§ **Work request**
Repeat the data exactly. Pictures stay out.

● ● ● ● ●

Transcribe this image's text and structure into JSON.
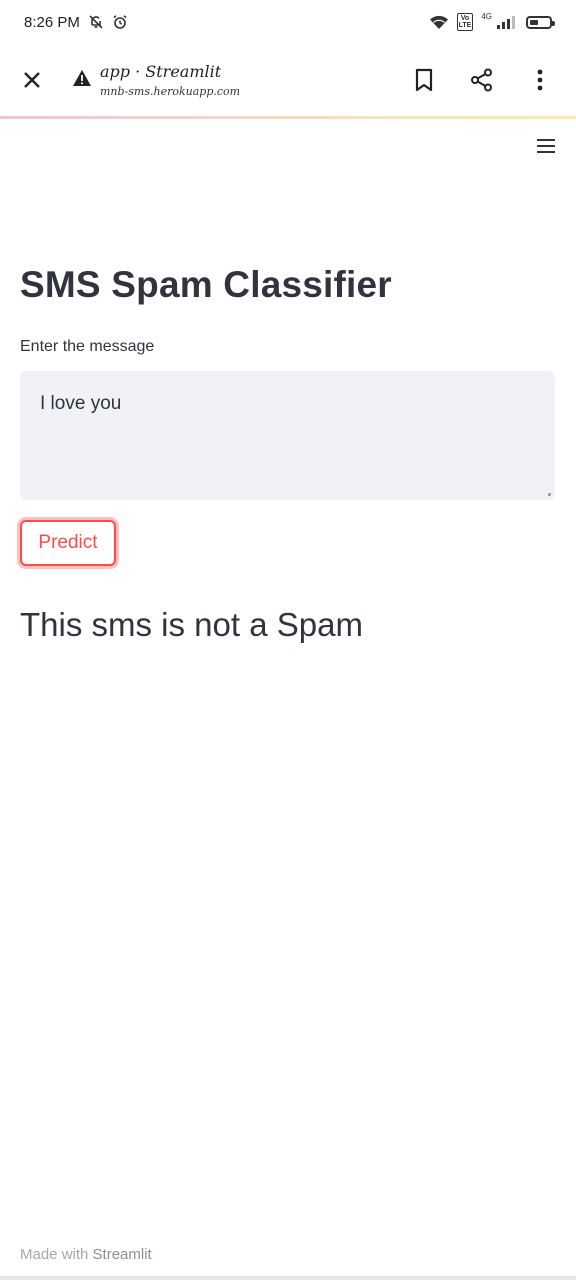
{
  "status_bar": {
    "time": "8:26 PM",
    "icons": [
      "bell-off-icon",
      "alarm-icon",
      "wifi-icon",
      "volte-icon",
      "signal-icon",
      "battery-icon"
    ],
    "volte_label": "Vo\nLTE",
    "network_label": "4G",
    "battery_level": 0.45
  },
  "browser": {
    "page_title": "app · Streamlit",
    "url": "mnb-sms.herokuapp.com",
    "icons": [
      "close-icon",
      "warning-icon",
      "bookmark-icon",
      "share-icon",
      "more-vertical-icon"
    ]
  },
  "app": {
    "menu_icon": "hamburger-menu-icon",
    "title": "SMS Spam Classifier",
    "input_label": "Enter the message",
    "input_value": "I love you",
    "button_label": "Predict",
    "result": "This sms is not a Spam",
    "footer_prefix": "Made with ",
    "footer_link": "Streamlit"
  },
  "colors": {
    "accent": "#ff4b4b",
    "text": "#31333f",
    "input_bg": "#f0f2f6"
  }
}
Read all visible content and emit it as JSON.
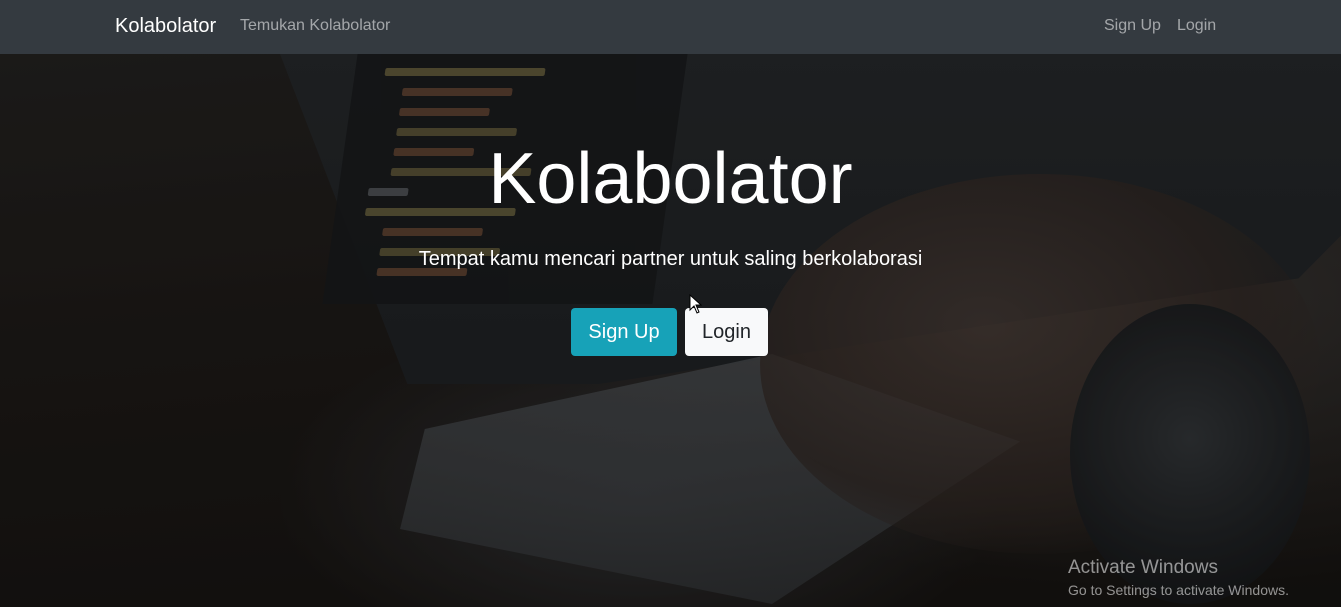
{
  "navbar": {
    "brand": "Kolabolator",
    "find_link": "Temukan Kolabolator",
    "signup_link": "Sign Up",
    "login_link": "Login"
  },
  "hero": {
    "title": "Kolabolator",
    "subtitle": "Tempat kamu mencari partner untuk saling berkolaborasi",
    "signup_button": "Sign Up",
    "login_button": "Login"
  },
  "watermark": {
    "title": "Activate Windows",
    "subtitle": "Go to Settings to activate Windows."
  },
  "colors": {
    "navbar_bg": "#343a40",
    "signup_button_bg": "#17a2b8",
    "login_button_bg": "#f8f9fa"
  }
}
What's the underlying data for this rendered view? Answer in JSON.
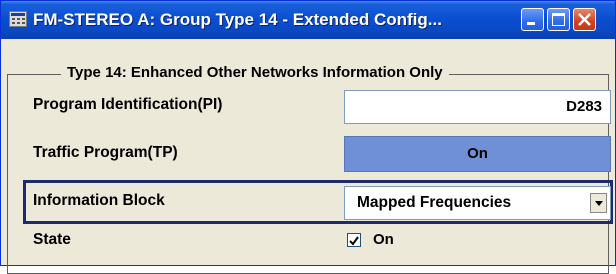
{
  "window": {
    "title": "FM-STEREO A: Group Type 14 - Extended Config...",
    "icon": "settings-window-icon",
    "buttons": [
      "minimize",
      "maximize",
      "close"
    ]
  },
  "group": {
    "legend": "Type 14: Enhanced Other Networks Information Only"
  },
  "fields": {
    "program_identification": {
      "label": "Program Identification(PI)",
      "value": "D283"
    },
    "traffic_program": {
      "label": "Traffic Program(TP)",
      "value": "On"
    },
    "information_block": {
      "label": "Information Block",
      "value": "Mapped Frequencies"
    },
    "state": {
      "label": "State",
      "checked": true,
      "value": "On"
    }
  },
  "colors": {
    "titlebar": "#0a48c4",
    "button_active": "#6f8fd6",
    "focus": "#1e2a70"
  }
}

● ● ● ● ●

§ **Your response**
Transcribe this image's text and structure into JSON.
{
  "status_bar": {
    "time": "8:26 PM",
    "icons": [
      "bell-off-icon",
      "alarm-icon",
      "wifi-icon",
      "volte-icon",
      "signal-icon",
      "battery-icon"
    ],
    "volte_label": "Vo\nLTE",
    "network_label": "4G",
    "battery_level": 0.45
  },
  "browser": {
    "page_title": "app · Streamlit",
    "url": "mnb-sms.herokuapp.com",
    "icons": [
      "close-icon",
      "warning-icon",
      "bookmark-icon",
      "share-icon",
      "more-vertical-icon"
    ]
  },
  "app": {
    "menu_icon": "hamburger-menu-icon",
    "title": "SMS Spam Classifier",
    "input_label": "Enter the message",
    "input_value": "I love you",
    "button_label": "Predict",
    "result": "This sms is not a Spam",
    "footer_prefix": "Made with ",
    "footer_link": "Streamlit"
  },
  "colors": {
    "accent": "#ff4b4b",
    "text": "#31333f",
    "input_bg": "#f0f2f6"
  }
}
Read all visible content and emit it as JSON.
{
  "navbar": {
    "brand": "Kolabolator",
    "find_link": "Temukan Kolabolator",
    "signup_link": "Sign Up",
    "login_link": "Login"
  },
  "hero": {
    "title": "Kolabolator",
    "subtitle": "Tempat kamu mencari partner untuk saling berkolaborasi",
    "signup_button": "Sign Up",
    "login_button": "Login"
  },
  "watermark": {
    "title": "Activate Windows",
    "subtitle": "Go to Settings to activate Windows."
  },
  "colors": {
    "navbar_bg": "#343a40",
    "signup_button_bg": "#17a2b8",
    "login_button_bg": "#f8f9fa"
  }
}
What's the underlying data for this rendered view? Answer in JSON.
{
  "window": {
    "title": "FM-STEREO A: Group Type 14 - Extended Config...",
    "icon": "settings-window-icon",
    "buttons": [
      "minimize",
      "maximize",
      "close"
    ]
  },
  "group": {
    "legend": "Type 14: Enhanced Other Networks Information Only"
  },
  "fields": {
    "program_identification": {
      "label": "Program Identification(PI)",
      "value": "D283"
    },
    "traffic_program": {
      "label": "Traffic Program(TP)",
      "value": "On"
    },
    "information_block": {
      "label": "Information Block",
      "value": "Mapped Frequencies"
    },
    "state": {
      "label": "State",
      "checked": true,
      "value": "On"
    }
  },
  "colors": {
    "titlebar": "#0a48c4",
    "button_active": "#6f8fd6",
    "focus": "#1e2a70"
  }
}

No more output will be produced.